A senior scientist fired this week by Los Alamos National Laboratory (LANL) as part of a response to long-standing safety and security problems says he will contest his dismissal. The scientist is one of a dozen workers punished in what Director G. Peter Nanos called a move to restore public “trust and confidence” in the lab.
Last week, in an e-mail to lab staff, Nanos announced that he was firing four workers, punishing seven others, and awaiting one resignation (ScienceNOW, 16 September). Lab officials would not identify the punished workers but told reporters that three were involved in a July incident in which officials concluded that computer disks holding classified data were missing from a safe in the lab's Weapons Physics Directorate. Politicians briefed on the case say it now appears that the missing disks never existed and were the product of sloppy record-keeping. Other disciplined scientists were involved in a laser accident earlier this year that injured an intern.

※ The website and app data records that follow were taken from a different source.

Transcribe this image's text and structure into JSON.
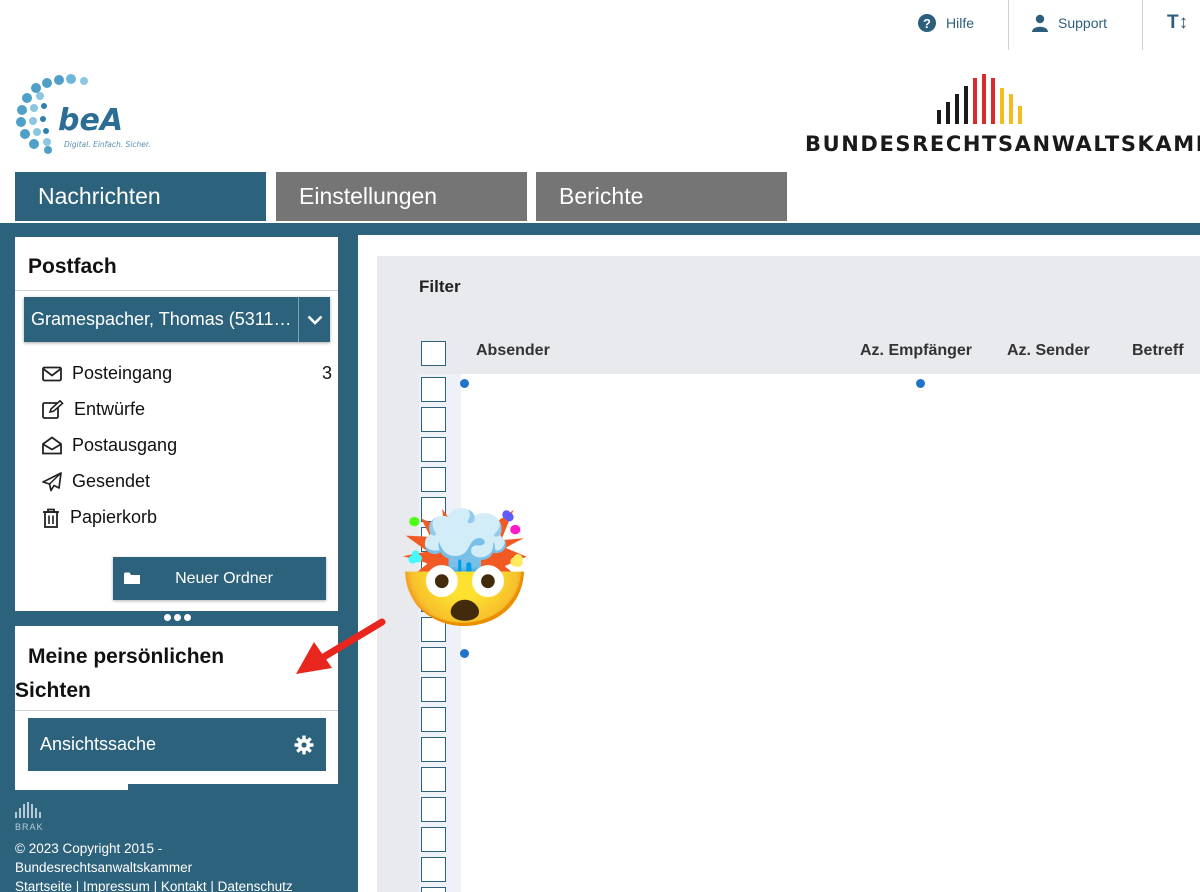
{
  "utility": {
    "help_label": "Hilfe",
    "support_label": "Support",
    "textsize_glyph": "T↕"
  },
  "logos": {
    "bea_name": "beA",
    "bea_tagline": "Digital. Einfach. Sicher.",
    "brak_name": "BUNDESRECHTSANWALTSKAMMER"
  },
  "tabs": [
    {
      "label": "Nachrichten",
      "active": true
    },
    {
      "label": "Einstellungen",
      "active": false
    },
    {
      "label": "Berichte",
      "active": false
    }
  ],
  "sidebar": {
    "postfach_title": "Postfach",
    "mailbox_selected": "Gramespacher, Thomas (5311…",
    "folders": [
      {
        "label": "Posteingang",
        "icon": "envelope-icon",
        "count": "3"
      },
      {
        "label": "Entwürfe",
        "icon": "edit-icon",
        "count": ""
      },
      {
        "label": "Postausgang",
        "icon": "open-envelope-icon",
        "count": ""
      },
      {
        "label": "Gesendet",
        "icon": "paper-plane-icon",
        "count": ""
      },
      {
        "label": "Papierkorb",
        "icon": "trash-icon",
        "count": ""
      }
    ],
    "new_folder_label": "Neuer Ordner",
    "views_title_line1": "Meine persönlichen",
    "views_title_line2": "Sichten",
    "views": [
      {
        "label": "Ansichtssache",
        "icon": "gear-icon"
      }
    ]
  },
  "footer": {
    "brak_mini": "BRAK",
    "copyright_line1": "© 2023 Copyright 2015 -",
    "copyright_line2": "Bundesrechtsanwaltskammer",
    "links": [
      "Startseite",
      "Impressum",
      "Kontakt",
      "Datenschutz"
    ]
  },
  "content": {
    "filter_label": "Filter",
    "columns": [
      "Absender",
      "Az. Empfänger",
      "Az. Sender",
      "Betreff"
    ],
    "unread_rows": [
      0,
      9
    ]
  },
  "colors": {
    "brand": "#2d627c",
    "inactive_tab": "#757575",
    "unread_dot": "#1f74c9",
    "arrow": "#e8261e"
  },
  "decoration": {
    "emoji": "🤯"
  }
}
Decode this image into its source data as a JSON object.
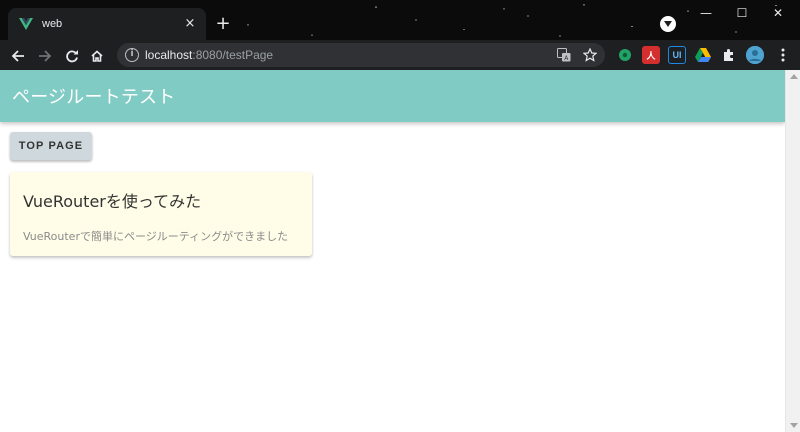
{
  "browser": {
    "tab": {
      "title": "web",
      "favicon": "vue-logo-icon",
      "close_label": "×"
    },
    "new_tab_label": "+",
    "window_controls": {
      "minimize_label": "—",
      "maximize_label": "☐",
      "close_label": "✕"
    },
    "toolbar": {
      "back_icon": "back-arrow-icon",
      "forward_icon": "forward-arrow-icon",
      "reload_icon": "reload-icon",
      "home_icon": "home-icon"
    },
    "address": {
      "host": "localhost",
      "path": ":8080/testPage",
      "info_icon_label": "i"
    },
    "extensions": [
      {
        "name": "green-extension-icon",
        "color": "#21a366"
      },
      {
        "name": "pdf-extension-icon",
        "color": "#d32f2f",
        "label": "人"
      },
      {
        "name": "ui-extension-icon",
        "color": "#1565c0",
        "label": "UI"
      },
      {
        "name": "drive-extension-icon",
        "color": "#fbbc04"
      },
      {
        "name": "puzzle-extension-icon",
        "color": "#e8eaed"
      },
      {
        "name": "profile-avatar-icon",
        "color": "#4fa3d1"
      },
      {
        "name": "more-menu-icon",
        "color": "#e8eaed"
      }
    ]
  },
  "app": {
    "title": "ページルートテスト",
    "bar_color": "#80cbc4"
  },
  "nav_button": {
    "label": "TOP PAGE"
  },
  "card": {
    "title": "VueRouterを使ってみた",
    "text": "VueRouterで簡単にページルーティングができました",
    "background": "#fffde7"
  }
}
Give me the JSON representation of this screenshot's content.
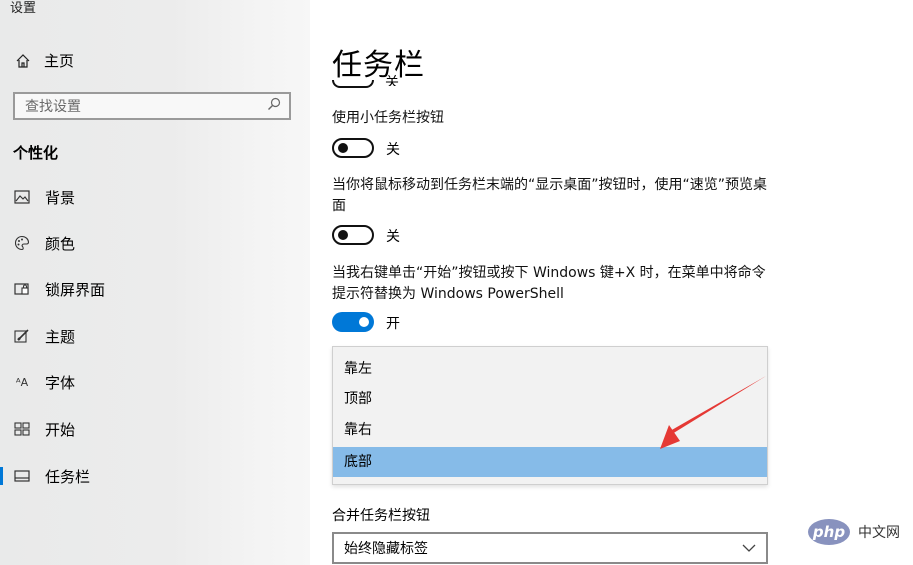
{
  "app": {
    "title": "设置"
  },
  "sidebar": {
    "home_label": "主页",
    "search_placeholder": "查找设置",
    "section_title": "个性化",
    "items": [
      {
        "label": "背景",
        "icon": "image-icon"
      },
      {
        "label": "颜色",
        "icon": "palette-icon"
      },
      {
        "label": "锁屏界面",
        "icon": "lock-screen-icon"
      },
      {
        "label": "主题",
        "icon": "theme-brush-icon"
      },
      {
        "label": "字体",
        "icon": "font-icon",
        "icon_glyph": "ᴬA"
      },
      {
        "label": "开始",
        "icon": "start-grid-icon"
      },
      {
        "label": "任务栏",
        "icon": "taskbar-icon",
        "active": true
      }
    ]
  },
  "main": {
    "title": "任务栏",
    "partial_toggle_state": "关",
    "settings": [
      {
        "label": "使用小任务栏按钮",
        "state": "关",
        "on": false
      },
      {
        "label": "当你将鼠标移动到任务栏末端的“显示桌面”按钮时，使用“速览”预览桌面",
        "state": "关",
        "on": false
      },
      {
        "label": "当我右键单击“开始”按钮或按下 Windows 键+X 时，在菜单中将命令提示符替换为 Windows PowerShell",
        "state": "开",
        "on": true
      }
    ],
    "position_options": [
      "靠左",
      "顶部",
      "靠右",
      "底部"
    ],
    "position_selected": "底部",
    "combine_label": "合并任务栏按钮",
    "combine_value": "始终隐藏标签"
  },
  "watermark": {
    "logo": "php",
    "text": "中文网"
  },
  "colors": {
    "accent": "#0078d7",
    "selected_option": "#86bbe8",
    "arrow": "#e53935"
  }
}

"We will challenge the [firing] ... and try to get it reversed or reduced," says David Cremers, an award-winning laser researcher and 24-year lab veteran who was involved the accident. A lab investigation report concluded that the researchers were not wearing the required eye protection and had ignored other safety rules.In addition to firing Cremers, LANL is negotiating the resignation of chemist Thomas J. Meyer, the lab's associate director for strategic research and a member of the National Academy of Sciences. Meyer declined comment.The incidents were the latest in a string of several safety and security lapses that in July prompted Nanos to suspend 23 employees and shut down all work at the 12,000-employee lab (Science, 23 July, p. 462). Nanos says the punishments mark the beginning of a new era, and officials say the entire lab should be back to work by next month. "We are not the old Los Alamos anymore," Nanos said at a 17 September all-hands meeting. But one LANL researcher says the turmoil has put morale "near rock bottom. Some of us are looking for the exits."
Los Alamos National Laboratory